Why digital matters to wealth management success
Jun 21, 2017
Knowing where and how to bring in digital initiatives to the organisation, and then encouraging all staff to embrace and harness them to derive the most value, is a lot easier said than done. Everything needs to start with the customer in mind.
Nakul Kurup, Head of Digital Sales & Monetisation, OCBC Bank
Alvin Lim, Head of Digital, Singapore, HSBC
Lee Ng, Vice President, MetLife Innovation Asia, and Chief Operating Officer of Lumenlab, MetLife
Yashesh M. Kampani, General Manager, Banking and Financial Markets, ASEAN, IBM
Mark Wightman, Partner, Wealth & Asset Management Advisory, EY
Walking the talk when it comes to digital advice, platforms and tools remains a big challenge for most banks and other wealth management institutions in Asia.
The hurdle for most firms and senior executives, it seems, is turning the stated commitment into initiatives which are tangible and measurable.
For example, where, when and how should banks bring in artificial intelligence (AI) or robotics? And is it able to add value to the bottom line, clients and internal stakeholders alike?
Now is the time for many institutions to get beyond proof-of-concept stages to implement a digital strategy which will result in revenue.
These were among some of the key observations of speakers at the annual flagship Hubbis Digital Wealth event in Singapore in June.
Getting the starting point right
Part of the challenge, according to industry practitioners, is that getting any clarity over how people think about ‘digital’ is tricky; the same question to two people leads to different answers.
Further, it needs to be a lot more than just the user experience at the front end; digital operations in the middle and back offices are critical components too.
At the same time, however, institutions sometimes forget about the customers in their path to digitisation, and it becomes just a business process.
Yet innovation begins with the customer. The choice to go digital is not one that institutions should get to decide. Instead, they need to be where their customers want to be.
In line with this, asking whether digital matters might be the wrong question. Digital may be hot now and firms need to address it, and then the next thing will come along, such as AI or blockchain.
An institution’s future business success therefore depends upon its ability to serve its customers in the most effective and efficient manner – and also to delight them.
A project by MetLife called 10X, for example, looks at eight vectors of change where consumer behaviour will drive changes in the fintech industry.

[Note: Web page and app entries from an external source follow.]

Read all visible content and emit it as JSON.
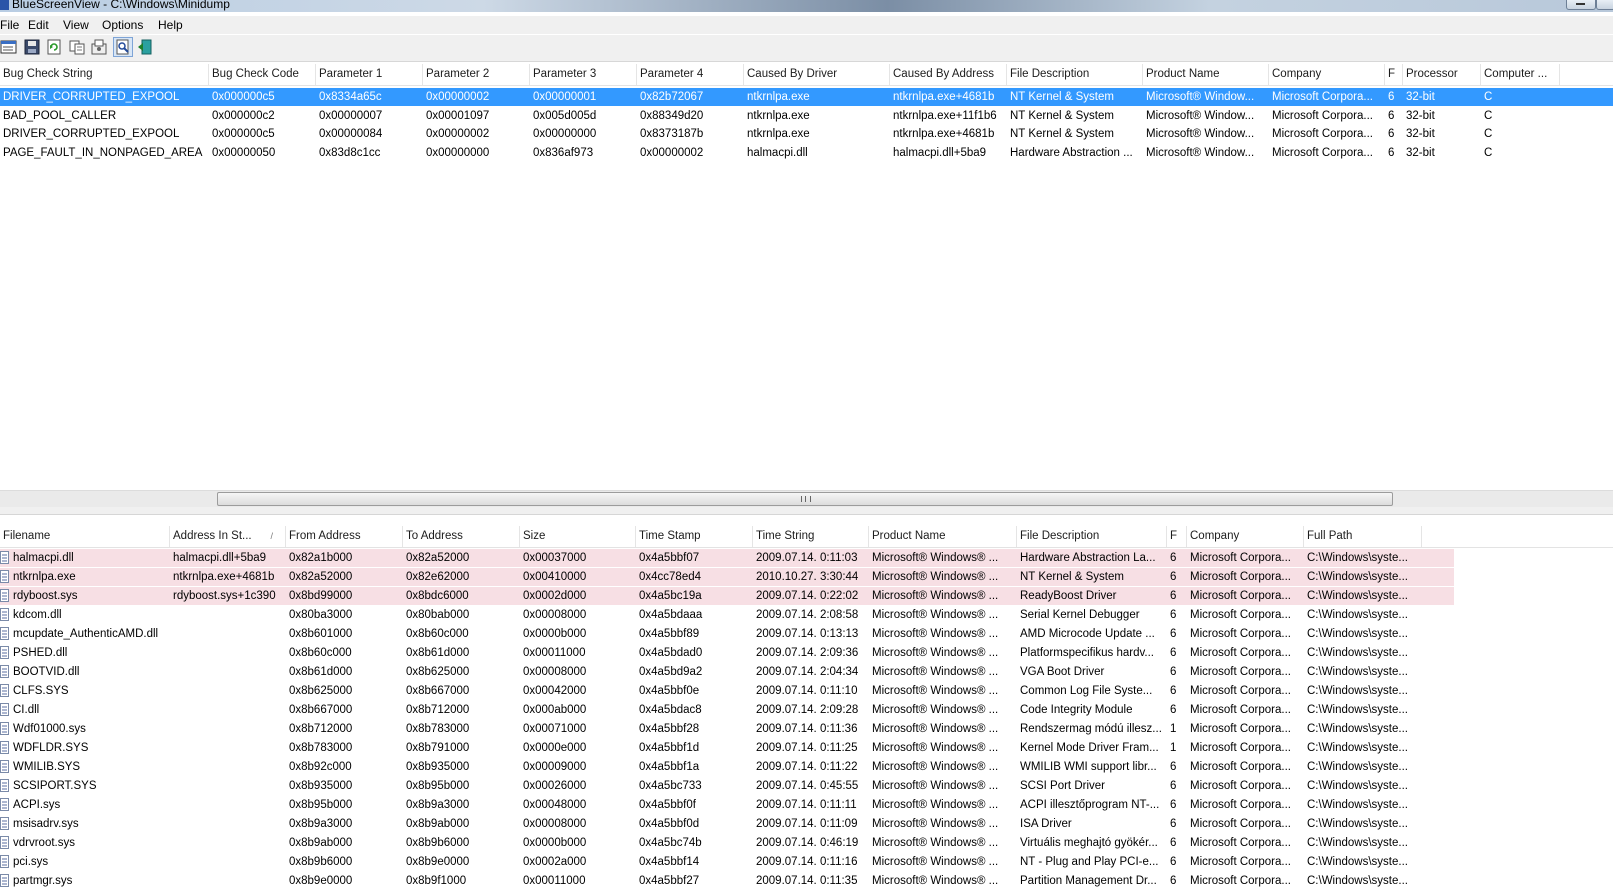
{
  "window": {
    "title": "BlueScreenView  -  C:\\Windows\\Minidump"
  },
  "menu": [
    "File",
    "Edit",
    "View",
    "Options",
    "Help"
  ],
  "toolbar": [
    {
      "name": "properties-icon"
    },
    {
      "name": "save-icon"
    },
    {
      "name": "refresh-icon"
    },
    {
      "name": "copy-icon"
    },
    {
      "name": "advanced-options-icon"
    },
    {
      "name": "find-icon"
    },
    {
      "name": "exit-icon"
    }
  ],
  "crash_table": {
    "columns": [
      "Bug Check String",
      "Bug Check Code",
      "Parameter 1",
      "Parameter 2",
      "Parameter 3",
      "Parameter 4",
      "Caused By Driver",
      "Caused By Address",
      "File Description",
      "Product Name",
      "Company",
      "F",
      "Processor",
      "Computer ..."
    ],
    "rows": [
      {
        "selected": true,
        "cells": [
          "DRIVER_CORRUPTED_EXPOOL",
          "0x000000c5",
          "0x8334a65c",
          "0x00000002",
          "0x00000001",
          "0x82b72067",
          "ntkrnlpa.exe",
          "ntkrnlpa.exe+4681b",
          "NT Kernel & System",
          "Microsoft® Window...",
          "Microsoft Corpora...",
          "6",
          "32-bit",
          "C"
        ]
      },
      {
        "selected": false,
        "cells": [
          "BAD_POOL_CALLER",
          "0x000000c2",
          "0x00000007",
          "0x00001097",
          "0x005d005d",
          "0x88349d20",
          "ntkrnlpa.exe",
          "ntkrnlpa.exe+11f1b6",
          "NT Kernel & System",
          "Microsoft® Window...",
          "Microsoft Corpora...",
          "6",
          "32-bit",
          "C"
        ]
      },
      {
        "selected": false,
        "cells": [
          "DRIVER_CORRUPTED_EXPOOL",
          "0x000000c5",
          "0x00000084",
          "0x00000002",
          "0x00000000",
          "0x8373187b",
          "ntkrnlpa.exe",
          "ntkrnlpa.exe+4681b",
          "NT Kernel & System",
          "Microsoft® Window...",
          "Microsoft Corpora...",
          "6",
          "32-bit",
          "C"
        ]
      },
      {
        "selected": false,
        "cells": [
          "PAGE_FAULT_IN_NONPAGED_AREA",
          "0x00000050",
          "0x83d8c1cc",
          "0x00000000",
          "0x836af973",
          "0x00000002",
          "halmacpi.dll",
          "halmacpi.dll+5ba9",
          "Hardware Abstraction ...",
          "Microsoft® Window...",
          "Microsoft Corpora...",
          "6",
          "32-bit",
          "C"
        ]
      }
    ]
  },
  "driver_table": {
    "columns": [
      "Filename",
      "Address In St...",
      "From Address",
      "To Address",
      "Size",
      "Time Stamp",
      "Time String",
      "Product Name",
      "File Description",
      "F",
      "Company",
      "Full Path"
    ],
    "rows": [
      {
        "highlight": true,
        "cells": [
          "halmacpi.dll",
          "halmacpi.dll+5ba9",
          "0x82a1b000",
          "0x82a52000",
          "0x00037000",
          "0x4a5bbf07",
          "2009.07.14. 0:11:03",
          "Microsoft® Windows® ...",
          "Hardware Abstraction La...",
          "6",
          "Microsoft Corpora...",
          "C:\\Windows\\syste..."
        ]
      },
      {
        "highlight": true,
        "cells": [
          "ntkrnlpa.exe",
          "ntkrnlpa.exe+4681b",
          "0x82a52000",
          "0x82e62000",
          "0x00410000",
          "0x4cc78ed4",
          "2010.10.27. 3:30:44",
          "Microsoft® Windows® ...",
          "NT Kernel & System",
          "6",
          "Microsoft Corpora...",
          "C:\\Windows\\syste..."
        ]
      },
      {
        "highlight": true,
        "cells": [
          "rdyboost.sys",
          "rdyboost.sys+1c390",
          "0x8bd99000",
          "0x8bdc6000",
          "0x0002d000",
          "0x4a5bc19a",
          "2009.07.14. 0:22:02",
          "Microsoft® Windows® ...",
          "ReadyBoost Driver",
          "6",
          "Microsoft Corpora...",
          "C:\\Windows\\syste..."
        ]
      },
      {
        "highlight": false,
        "cells": [
          "kdcom.dll",
          "",
          "0x80ba3000",
          "0x80bab000",
          "0x00008000",
          "0x4a5bdaaa",
          "2009.07.14. 2:08:58",
          "Microsoft® Windows® ...",
          "Serial Kernel Debugger",
          "6",
          "Microsoft Corpora...",
          "C:\\Windows\\syste..."
        ]
      },
      {
        "highlight": false,
        "cells": [
          "mcupdate_AuthenticAMD.dll",
          "",
          "0x8b601000",
          "0x8b60c000",
          "0x0000b000",
          "0x4a5bbf89",
          "2009.07.14. 0:13:13",
          "Microsoft® Windows® ...",
          "AMD Microcode Update ...",
          "6",
          "Microsoft Corpora...",
          "C:\\Windows\\syste..."
        ]
      },
      {
        "highlight": false,
        "cells": [
          "PSHED.dll",
          "",
          "0x8b60c000",
          "0x8b61d000",
          "0x00011000",
          "0x4a5bdad0",
          "2009.07.14. 2:09:36",
          "Microsoft® Windows® ...",
          "Platformspecifikus hardv...",
          "6",
          "Microsoft Corpora...",
          "C:\\Windows\\syste..."
        ]
      },
      {
        "highlight": false,
        "cells": [
          "BOOTVID.dll",
          "",
          "0x8b61d000",
          "0x8b625000",
          "0x00008000",
          "0x4a5bd9a2",
          "2009.07.14. 2:04:34",
          "Microsoft® Windows® ...",
          "VGA Boot Driver",
          "6",
          "Microsoft Corpora...",
          "C:\\Windows\\syste..."
        ]
      },
      {
        "highlight": false,
        "cells": [
          "CLFS.SYS",
          "",
          "0x8b625000",
          "0x8b667000",
          "0x00042000",
          "0x4a5bbf0e",
          "2009.07.14. 0:11:10",
          "Microsoft® Windows® ...",
          "Common Log File Syste...",
          "6",
          "Microsoft Corpora...",
          "C:\\Windows\\syste..."
        ]
      },
      {
        "highlight": false,
        "cells": [
          "CI.dll",
          "",
          "0x8b667000",
          "0x8b712000",
          "0x000ab000",
          "0x4a5bdac8",
          "2009.07.14. 2:09:28",
          "Microsoft® Windows® ...",
          "Code Integrity Module",
          "6",
          "Microsoft Corpora...",
          "C:\\Windows\\syste..."
        ]
      },
      {
        "highlight": false,
        "cells": [
          "Wdf01000.sys",
          "",
          "0x8b712000",
          "0x8b783000",
          "0x00071000",
          "0x4a5bbf28",
          "2009.07.14. 0:11:36",
          "Microsoft® Windows® ...",
          "Rendszermag módú illesz...",
          "1",
          "Microsoft Corpora...",
          "C:\\Windows\\syste..."
        ]
      },
      {
        "highlight": false,
        "cells": [
          "WDFLDR.SYS",
          "",
          "0x8b783000",
          "0x8b791000",
          "0x0000e000",
          "0x4a5bbf1d",
          "2009.07.14. 0:11:25",
          "Microsoft® Windows® ...",
          "Kernel Mode Driver Fram...",
          "1",
          "Microsoft Corpora...",
          "C:\\Windows\\syste..."
        ]
      },
      {
        "highlight": false,
        "cells": [
          "WMILIB.SYS",
          "",
          "0x8b92c000",
          "0x8b935000",
          "0x00009000",
          "0x4a5bbf1a",
          "2009.07.14. 0:11:22",
          "Microsoft® Windows® ...",
          "WMILIB WMI support libr...",
          "6",
          "Microsoft Corpora...",
          "C:\\Windows\\syste..."
        ]
      },
      {
        "highlight": false,
        "cells": [
          "SCSIPORT.SYS",
          "",
          "0x8b935000",
          "0x8b95b000",
          "0x00026000",
          "0x4a5bc733",
          "2009.07.14. 0:45:55",
          "Microsoft® Windows® ...",
          "SCSI Port Driver",
          "6",
          "Microsoft Corpora...",
          "C:\\Windows\\syste..."
        ]
      },
      {
        "highlight": false,
        "cells": [
          "ACPI.sys",
          "",
          "0x8b95b000",
          "0x8b9a3000",
          "0x00048000",
          "0x4a5bbf0f",
          "2009.07.14. 0:11:11",
          "Microsoft® Windows® ...",
          "ACPI illesztőprogram NT-...",
          "6",
          "Microsoft Corpora...",
          "C:\\Windows\\syste..."
        ]
      },
      {
        "highlight": false,
        "cells": [
          "msisadrv.sys",
          "",
          "0x8b9a3000",
          "0x8b9ab000",
          "0x00008000",
          "0x4a5bbf0d",
          "2009.07.14. 0:11:09",
          "Microsoft® Windows® ...",
          "ISA Driver",
          "6",
          "Microsoft Corpora...",
          "C:\\Windows\\syste..."
        ]
      },
      {
        "highlight": false,
        "cells": [
          "vdrvroot.sys",
          "",
          "0x8b9ab000",
          "0x8b9b6000",
          "0x0000b000",
          "0x4a5bc74b",
          "2009.07.14. 0:46:19",
          "Microsoft® Windows® ...",
          "Virtuális meghajtó gyökér...",
          "6",
          "Microsoft Corpora...",
          "C:\\Windows\\syste..."
        ]
      },
      {
        "highlight": false,
        "cells": [
          "pci.sys",
          "",
          "0x8b9b6000",
          "0x8b9e0000",
          "0x0002a000",
          "0x4a5bbf14",
          "2009.07.14. 0:11:16",
          "Microsoft® Windows® ...",
          "NT - Plug and Play PCI-e...",
          "6",
          "Microsoft Corpora...",
          "C:\\Windows\\syste..."
        ]
      },
      {
        "highlight": false,
        "cells": [
          "partmgr.sys",
          "",
          "0x8b9e0000",
          "0x8b9f1000",
          "0x00011000",
          "0x4a5bbf27",
          "2009.07.14. 0:11:35",
          "Microsoft® Windows® ...",
          "Partition Management Dr...",
          "6",
          "Microsoft Corpora...",
          "C:\\Windows\\syste..."
        ]
      }
    ]
  }
}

From ‘experience is everything’ to ‘risk and trust is fluid’ and ‘intelligence everywhere’, the firm uses this point of view to look at what it needs to change to address future customer needs.
For many banks, the approach to digital innovation has been to make things simpler, better and faster for its customers.
In general, however, among the different types of institutions, local retail banks are making more progress in the digital wealth race in Asia than universal banks, international private banks and insurance companies, according to a poll of delegates
Making it measurable
In trying to measure the success of digital, establishing a direct correlation to revenue uplift is difficult, whereas linkage to cost savings is possible.
Too many banks seem to be applying what some practitioners call ‘digital lipstick’, rather than truly adopting enterprise-wide digitisation unless faced with an existential threat.
Part of the problem, say practitioners, is that most banks don’t capture data or insights in a way that will be effective.
Partnerships, meanwhile, offer one route to potentially leapfrogging stages of digital development. Firms should not be under the illusion that they need to build everything themselves; they should be more selective at what they choose to do in-house, according to industry practitioners.
Resolving some of the challenges – and speeding up transformation within institutions – will also come down to a combination of people and technology.
There is a still a significant need for cultural alignment and transformation, as part of the need to become more agile and to drive real change.